Last night was the first Tuesday night in weeks that I went to sleep before 1:00 a.m. That is, before 1:00 a.m. Eastern Standard Time. The only reason I wasn't awake in the wee hours is because I'm on a business trip in a different time zone. Six hours ahead. Giving me six hours more to finish my weekly CurrentMom.com blog ahead of the noon Wednesday deadline.
Somehow, though, it's not only on Tuesday night that I find myself logging in late hours online. Increasingly, it's Sunday and Thursday, too. Or Monday. Or Wednesday. Or, in bad weeks, all of them. Last week, when I was preparing for this trip, I jammed on my keyboard every night reading policy papers online, editing reports, and sending off successive (and perhaps excessive) emails. And then there were the online chats with friends and a few diversions on Amazon, Facebook, and eBay. (You remember my Amazon addiction, right?)
Now, I've always been a bit of a night owl so it's not surprising that (to quote one of my favorite musical theater shows), my time of day is the dark time. When my kids were younger and inclined to decide that it was time to eat, play, or wake up for good at 3:00 a.m., I forced myself to go to sleep early. Now that I have kids who actually sleep at night (shshsh!), I'm often up in the late show hour. What's shocking when I'm there, is the amount of company I have online - from lots of different friends and acquaintances, but especially from other working moms. Some are working, some are searching, others are organizing photos, but they're all online. At night.
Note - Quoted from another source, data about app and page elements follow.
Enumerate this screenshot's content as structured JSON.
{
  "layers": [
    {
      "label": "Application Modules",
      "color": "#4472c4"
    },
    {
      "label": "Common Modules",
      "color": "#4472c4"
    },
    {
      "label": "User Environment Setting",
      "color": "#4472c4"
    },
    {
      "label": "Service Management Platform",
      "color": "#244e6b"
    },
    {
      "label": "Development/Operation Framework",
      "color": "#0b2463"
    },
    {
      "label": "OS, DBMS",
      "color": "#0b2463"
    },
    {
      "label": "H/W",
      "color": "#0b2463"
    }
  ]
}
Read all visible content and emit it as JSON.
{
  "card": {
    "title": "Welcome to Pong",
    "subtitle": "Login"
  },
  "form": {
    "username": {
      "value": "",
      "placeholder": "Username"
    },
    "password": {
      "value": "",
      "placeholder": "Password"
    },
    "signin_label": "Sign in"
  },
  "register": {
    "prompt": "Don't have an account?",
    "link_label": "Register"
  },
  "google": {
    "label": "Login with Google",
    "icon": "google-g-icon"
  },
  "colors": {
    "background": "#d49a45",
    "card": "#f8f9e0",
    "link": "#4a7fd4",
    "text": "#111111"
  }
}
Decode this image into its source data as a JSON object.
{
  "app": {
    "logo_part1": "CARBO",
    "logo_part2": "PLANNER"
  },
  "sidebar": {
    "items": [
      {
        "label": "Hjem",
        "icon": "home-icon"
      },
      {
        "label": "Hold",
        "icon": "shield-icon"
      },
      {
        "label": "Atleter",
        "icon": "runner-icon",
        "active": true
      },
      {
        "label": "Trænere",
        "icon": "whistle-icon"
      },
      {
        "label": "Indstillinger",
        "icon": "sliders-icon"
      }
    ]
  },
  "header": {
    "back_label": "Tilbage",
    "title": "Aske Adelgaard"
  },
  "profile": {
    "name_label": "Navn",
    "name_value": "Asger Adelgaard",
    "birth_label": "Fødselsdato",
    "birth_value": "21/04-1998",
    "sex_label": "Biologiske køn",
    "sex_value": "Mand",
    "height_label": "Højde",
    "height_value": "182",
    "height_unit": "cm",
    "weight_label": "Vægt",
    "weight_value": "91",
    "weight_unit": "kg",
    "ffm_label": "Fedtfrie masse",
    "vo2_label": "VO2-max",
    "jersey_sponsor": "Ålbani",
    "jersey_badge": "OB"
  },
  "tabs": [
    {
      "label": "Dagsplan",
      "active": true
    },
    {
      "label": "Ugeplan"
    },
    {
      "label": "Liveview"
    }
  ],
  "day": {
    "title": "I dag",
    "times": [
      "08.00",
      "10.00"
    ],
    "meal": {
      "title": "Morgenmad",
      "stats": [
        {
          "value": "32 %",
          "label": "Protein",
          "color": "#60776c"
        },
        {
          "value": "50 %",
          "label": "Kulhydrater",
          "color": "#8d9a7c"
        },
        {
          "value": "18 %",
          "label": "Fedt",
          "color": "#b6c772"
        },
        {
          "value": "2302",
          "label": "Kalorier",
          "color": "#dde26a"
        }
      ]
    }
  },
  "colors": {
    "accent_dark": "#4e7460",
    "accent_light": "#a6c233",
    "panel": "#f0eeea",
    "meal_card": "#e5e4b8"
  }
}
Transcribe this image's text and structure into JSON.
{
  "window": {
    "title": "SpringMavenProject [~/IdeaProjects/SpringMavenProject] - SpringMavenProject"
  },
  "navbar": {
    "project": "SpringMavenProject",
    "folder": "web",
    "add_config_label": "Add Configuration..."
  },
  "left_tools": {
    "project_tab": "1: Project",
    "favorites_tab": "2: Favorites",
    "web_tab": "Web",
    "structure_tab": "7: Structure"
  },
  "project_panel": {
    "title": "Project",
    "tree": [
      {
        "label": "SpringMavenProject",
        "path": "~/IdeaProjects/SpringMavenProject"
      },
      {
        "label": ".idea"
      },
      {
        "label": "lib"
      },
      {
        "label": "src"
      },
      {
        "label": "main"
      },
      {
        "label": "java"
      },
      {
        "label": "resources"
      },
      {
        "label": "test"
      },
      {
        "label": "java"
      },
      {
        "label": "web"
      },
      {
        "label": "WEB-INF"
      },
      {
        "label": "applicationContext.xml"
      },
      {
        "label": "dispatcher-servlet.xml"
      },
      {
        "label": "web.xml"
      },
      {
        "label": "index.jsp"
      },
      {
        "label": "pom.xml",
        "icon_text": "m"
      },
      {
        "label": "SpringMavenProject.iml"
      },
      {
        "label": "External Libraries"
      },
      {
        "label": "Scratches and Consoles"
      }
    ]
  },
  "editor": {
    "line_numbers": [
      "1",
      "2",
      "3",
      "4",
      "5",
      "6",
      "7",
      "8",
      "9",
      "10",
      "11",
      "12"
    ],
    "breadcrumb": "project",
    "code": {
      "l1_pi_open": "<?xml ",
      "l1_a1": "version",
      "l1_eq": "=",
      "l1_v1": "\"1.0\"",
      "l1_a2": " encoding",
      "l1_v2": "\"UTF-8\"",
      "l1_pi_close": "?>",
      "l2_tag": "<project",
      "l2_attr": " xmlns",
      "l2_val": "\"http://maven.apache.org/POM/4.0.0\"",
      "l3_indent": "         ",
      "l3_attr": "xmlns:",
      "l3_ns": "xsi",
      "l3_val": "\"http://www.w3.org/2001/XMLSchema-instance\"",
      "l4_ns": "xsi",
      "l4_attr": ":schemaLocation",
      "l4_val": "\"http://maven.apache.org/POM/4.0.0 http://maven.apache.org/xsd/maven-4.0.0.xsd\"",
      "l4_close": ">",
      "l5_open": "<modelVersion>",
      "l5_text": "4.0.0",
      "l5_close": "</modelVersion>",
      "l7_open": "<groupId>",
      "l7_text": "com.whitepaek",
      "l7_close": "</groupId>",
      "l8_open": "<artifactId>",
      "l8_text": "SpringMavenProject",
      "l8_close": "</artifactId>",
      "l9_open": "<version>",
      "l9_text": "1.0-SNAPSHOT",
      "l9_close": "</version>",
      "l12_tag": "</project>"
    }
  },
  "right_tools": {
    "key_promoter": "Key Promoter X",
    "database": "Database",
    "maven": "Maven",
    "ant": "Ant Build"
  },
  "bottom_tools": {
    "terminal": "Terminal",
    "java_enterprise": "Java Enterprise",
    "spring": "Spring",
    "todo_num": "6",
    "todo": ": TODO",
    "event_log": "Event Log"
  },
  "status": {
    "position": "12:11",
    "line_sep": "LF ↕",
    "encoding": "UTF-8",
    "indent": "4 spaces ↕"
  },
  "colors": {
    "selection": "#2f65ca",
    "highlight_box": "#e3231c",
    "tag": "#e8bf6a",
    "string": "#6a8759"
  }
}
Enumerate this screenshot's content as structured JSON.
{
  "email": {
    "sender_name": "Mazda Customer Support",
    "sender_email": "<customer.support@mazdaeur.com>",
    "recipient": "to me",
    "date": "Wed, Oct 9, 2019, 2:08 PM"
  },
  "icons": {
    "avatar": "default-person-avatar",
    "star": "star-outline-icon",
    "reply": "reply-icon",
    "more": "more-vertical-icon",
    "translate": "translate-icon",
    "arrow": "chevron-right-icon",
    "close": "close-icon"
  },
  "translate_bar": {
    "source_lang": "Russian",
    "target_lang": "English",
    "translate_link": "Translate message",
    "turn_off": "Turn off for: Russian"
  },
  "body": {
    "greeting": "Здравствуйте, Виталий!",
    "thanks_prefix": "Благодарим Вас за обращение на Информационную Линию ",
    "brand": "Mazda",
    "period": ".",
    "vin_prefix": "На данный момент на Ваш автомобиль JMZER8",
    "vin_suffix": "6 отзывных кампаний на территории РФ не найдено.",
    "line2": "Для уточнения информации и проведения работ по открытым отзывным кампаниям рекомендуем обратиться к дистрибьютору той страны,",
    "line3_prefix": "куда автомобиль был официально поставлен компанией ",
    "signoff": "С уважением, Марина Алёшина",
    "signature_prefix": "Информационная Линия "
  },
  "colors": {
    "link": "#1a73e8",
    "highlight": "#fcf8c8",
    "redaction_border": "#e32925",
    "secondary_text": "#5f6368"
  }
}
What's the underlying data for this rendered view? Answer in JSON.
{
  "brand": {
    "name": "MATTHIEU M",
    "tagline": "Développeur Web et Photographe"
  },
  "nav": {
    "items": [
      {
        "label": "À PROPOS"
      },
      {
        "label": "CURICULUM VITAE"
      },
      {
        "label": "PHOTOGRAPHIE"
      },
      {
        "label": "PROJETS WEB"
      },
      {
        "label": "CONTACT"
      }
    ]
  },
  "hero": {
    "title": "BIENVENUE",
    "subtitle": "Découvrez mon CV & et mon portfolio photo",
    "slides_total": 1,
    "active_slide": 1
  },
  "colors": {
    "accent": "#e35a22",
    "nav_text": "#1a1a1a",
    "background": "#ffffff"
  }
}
Cindy Krischer Goodman of The Miami Herald pegged this phenomenon in a recent piece about how The Internet Extends Working Moms' Days. She writes:
Today, working motherhood means putting in a full day, helping with homework, tucking kids into the bed and logging on . . . . With the kids asleep, we're spending our evenings online catching up with friends, paying bills, shopping, working and doing all the tasks moms used to do when they had more daytime hours to do it.
Goodman attributes this, in part, to women's enthusiasm for connecting with family and friends (and shopping) online. But, as she also explains, there's a work-related reason too: "In some ways, the ability to log on from home helps alleviate guilt for women who leave the office or power down ... to participate in the family dinner, help with homework, or rush a child to sports practice."
This fits with the findings of a Pew Research Center report released this month- The Harried Life of the Working Mother - that working moms are more likely than at-home moms or working dads - 40 % to 26% to 25% - to feel as if there isn't enough time in the day. That's true whether they work full- or part-time. (Picking up on my post last week about happiness, though, the Pew report also found that working moms, overall, are as likely as at-home moms to say they are happy in their lives. And that working moms don't feel any more stress than at-home moms.) The solution for many moms to the day deficit seems to be to add more hours at night.
This all resonates with me. It's no coincidence, I think, that I've started spending more time in the evening working (and socializing) online just as I've reduced, slightly, my hours in the office to accommodate my daughter's new kindergarten and after-school activity schedule. With fewer hours in the office - and more daytime hours devoted to increasingly active kids - the ability to take some time at night to work (or to blog, network, or play online) helps me stay on top of things (work and otherwise) and gives me some sense of flexibility over my schedule. (The spike in my nighttime computer usage, though, might also be attributable to my husband's infatuation with his still relatively new iPhone.)
Of course, I know that flexibility can be illusory. The technological ability to work in the off hours enabled by remote computing (and, of course, the Blackberry and other smartphones) can create the expectation to do so. And there are lots of other things I could do once the kids go to sleep - housework and chores aside - instead of sitting in front of a computer screen. Like, read a novel. Exercise on the elliptical trainer. Talk to my husband (when he's not communicating with his iPhone). And sleep. Sleep. What a wonderful idea . . . .